** WHAT YOU WILL DO **
If a line in the listing below contains "heart", return that line.

** MATERIAL FOR THIS EXERCISE **
----

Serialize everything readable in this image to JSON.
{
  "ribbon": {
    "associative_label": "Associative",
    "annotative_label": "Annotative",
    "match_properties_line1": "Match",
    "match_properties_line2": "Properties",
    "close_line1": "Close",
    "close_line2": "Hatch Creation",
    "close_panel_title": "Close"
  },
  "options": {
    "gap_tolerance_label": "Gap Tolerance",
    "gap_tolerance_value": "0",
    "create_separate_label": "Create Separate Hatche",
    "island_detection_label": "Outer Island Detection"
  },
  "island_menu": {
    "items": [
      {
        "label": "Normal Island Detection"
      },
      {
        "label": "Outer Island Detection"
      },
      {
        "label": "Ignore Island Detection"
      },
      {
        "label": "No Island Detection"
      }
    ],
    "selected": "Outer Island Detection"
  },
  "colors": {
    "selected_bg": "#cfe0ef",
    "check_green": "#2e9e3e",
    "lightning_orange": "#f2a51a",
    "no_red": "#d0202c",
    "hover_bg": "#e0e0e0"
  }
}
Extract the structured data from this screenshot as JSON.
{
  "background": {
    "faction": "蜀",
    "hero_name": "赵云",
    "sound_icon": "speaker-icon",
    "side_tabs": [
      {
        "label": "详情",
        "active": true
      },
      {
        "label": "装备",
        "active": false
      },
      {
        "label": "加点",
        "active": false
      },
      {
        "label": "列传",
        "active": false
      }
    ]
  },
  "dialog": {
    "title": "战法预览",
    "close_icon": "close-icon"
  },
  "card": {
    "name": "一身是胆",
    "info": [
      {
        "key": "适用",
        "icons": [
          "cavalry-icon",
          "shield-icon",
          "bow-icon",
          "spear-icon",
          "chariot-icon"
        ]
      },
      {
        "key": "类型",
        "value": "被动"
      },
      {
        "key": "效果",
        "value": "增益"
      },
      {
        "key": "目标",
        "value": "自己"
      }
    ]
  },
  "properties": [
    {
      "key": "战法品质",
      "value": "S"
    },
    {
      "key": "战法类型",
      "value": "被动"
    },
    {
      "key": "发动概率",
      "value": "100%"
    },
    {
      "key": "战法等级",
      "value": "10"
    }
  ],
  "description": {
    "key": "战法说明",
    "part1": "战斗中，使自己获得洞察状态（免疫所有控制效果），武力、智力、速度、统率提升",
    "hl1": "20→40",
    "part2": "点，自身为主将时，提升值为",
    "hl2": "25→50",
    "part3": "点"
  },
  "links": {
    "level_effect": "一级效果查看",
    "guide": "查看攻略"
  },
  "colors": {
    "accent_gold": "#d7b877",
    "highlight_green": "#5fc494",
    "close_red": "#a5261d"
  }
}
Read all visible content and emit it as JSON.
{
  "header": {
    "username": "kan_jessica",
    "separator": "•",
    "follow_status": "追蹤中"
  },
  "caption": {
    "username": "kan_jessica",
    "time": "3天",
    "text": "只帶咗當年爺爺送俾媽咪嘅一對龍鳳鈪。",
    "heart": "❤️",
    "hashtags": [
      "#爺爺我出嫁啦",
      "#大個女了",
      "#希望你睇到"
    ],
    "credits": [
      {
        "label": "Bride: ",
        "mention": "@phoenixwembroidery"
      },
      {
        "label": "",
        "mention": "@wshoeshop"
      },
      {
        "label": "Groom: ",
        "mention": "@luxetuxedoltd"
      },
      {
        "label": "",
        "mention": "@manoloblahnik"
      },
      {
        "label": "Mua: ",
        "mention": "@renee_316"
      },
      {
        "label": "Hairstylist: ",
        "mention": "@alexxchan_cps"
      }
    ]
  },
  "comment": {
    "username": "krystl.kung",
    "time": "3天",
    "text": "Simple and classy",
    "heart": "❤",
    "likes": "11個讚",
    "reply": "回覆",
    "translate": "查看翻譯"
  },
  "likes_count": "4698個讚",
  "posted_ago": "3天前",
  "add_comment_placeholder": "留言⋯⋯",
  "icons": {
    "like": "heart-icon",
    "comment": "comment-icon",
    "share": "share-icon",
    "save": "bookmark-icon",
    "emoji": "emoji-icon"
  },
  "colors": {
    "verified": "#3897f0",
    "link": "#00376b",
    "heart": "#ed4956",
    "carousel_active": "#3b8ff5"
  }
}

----

** THE ANSWER **
    "heart": "❤️",
    "heart": "❤",
    "like": "heart-icon",
    "heart": "#ed4956",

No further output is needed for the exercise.